Task goal
The lines to copy from the data below are those that hold the string "code".

Exercise material
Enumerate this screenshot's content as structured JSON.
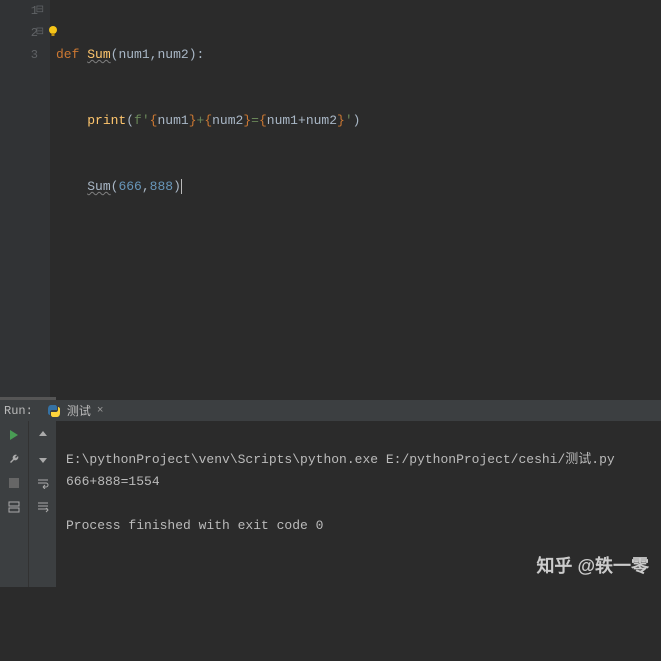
{
  "editor": {
    "lines": [
      "1",
      "2",
      "3"
    ],
    "code": {
      "l1": {
        "def": "def ",
        "fn": "Sum",
        "open": "(",
        "p1": "num1",
        "comma": ",",
        "p2": "num2",
        "close": "):"
      },
      "l2": {
        "indent": "    ",
        "print": "print",
        "open": "(",
        "f": "f'",
        "b1": "{",
        "n1": "num1",
        "b2": "}",
        "plus": "+",
        "b3": "{",
        "n2": "num2",
        "b4": "}",
        "eq": "=",
        "b5": "{",
        "n3": "num1",
        "plus2": "+",
        "n4": "num2",
        "b6": "}",
        "end": "'",
        "close": ")"
      },
      "l3": {
        "indent": "    ",
        "fn": "Sum",
        "open": "(",
        "a1": "666",
        "comma": ",",
        "a2": "888",
        "close": ")"
      }
    }
  },
  "run": {
    "label": "Run:",
    "tab_name": "测试",
    "console": {
      "cmd": "E:\\pythonProject\\venv\\Scripts\\python.exe E:/pythonProject/ceshi/测试.py",
      "out": "666+888=1554",
      "exit": "Process finished with exit code 0"
    }
  },
  "watermark": "知乎 @轶一零"
}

Your response
    "code": {
      "exit": "Process finished with exit code 0"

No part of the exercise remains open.